* [ACTIVITY]
In the answer, each entry below appears exactly as given, and no picture appears at all.

* [RECORDED INFORMATION]
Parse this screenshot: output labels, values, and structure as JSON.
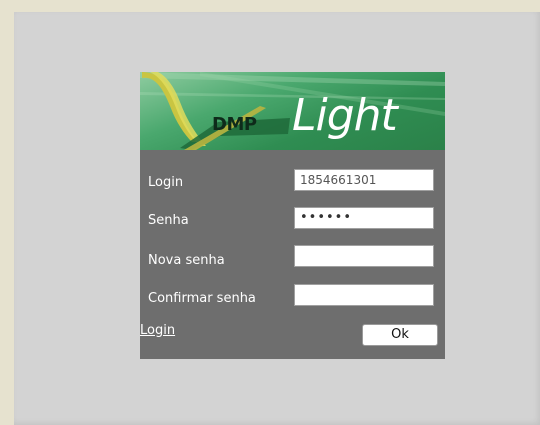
{
  "logo": {
    "brand": "DMP",
    "product": "Light"
  },
  "form": {
    "login_label": "Login",
    "login_value": "1854661301",
    "password_label": "Senha",
    "password_value": "••••••",
    "new_password_label": "Nova senha",
    "new_password_value": "",
    "confirm_password_label": "Confirmar senha",
    "confirm_password_value": ""
  },
  "actions": {
    "login_link": "Login",
    "ok_button": "Ok"
  },
  "colors": {
    "page_bg": "#e6e2cf",
    "panel_bg": "#d3d3d3",
    "box_bg": "#6e6e6e",
    "banner_green": "#2f8d52",
    "logo_yellow": "#c9c542"
  }
}
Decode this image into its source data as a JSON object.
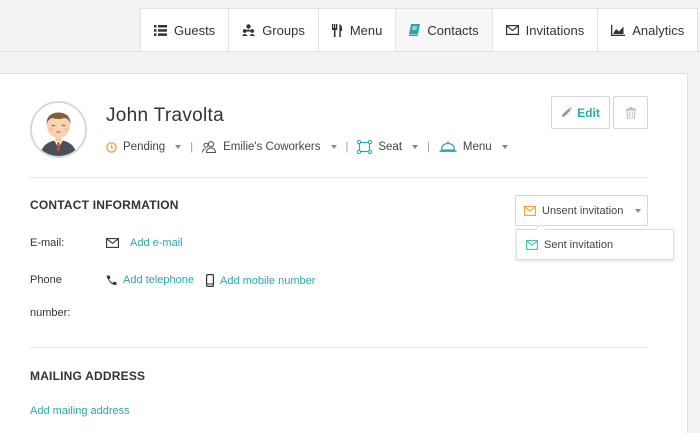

* [TASK OUTPUT]
Parse this screenshot: output labels, values, and structure as JSON.
{
  "logo": {
    "brand": "DMP",
    "product": "Light"
  },
  "form": {
    "login_label": "Login",
    "login_value": "1854661301",
    "password_label": "Senha",
    "password_value": "••••••",
    "new_password_label": "Nova senha",
    "new_password_value": "",
    "confirm_password_label": "Confirmar senha",
    "confirm_password_value": ""
  },
  "actions": {
    "login_link": "Login",
    "ok_button": "Ok"
  },
  "colors": {
    "page_bg": "#e6e2cf",
    "panel_bg": "#d3d3d3",
    "box_bg": "#6e6e6e",
    "banner_green": "#2f8d52",
    "logo_yellow": "#c9c542"
  }
}
Decode this image into its source data as a JSON object.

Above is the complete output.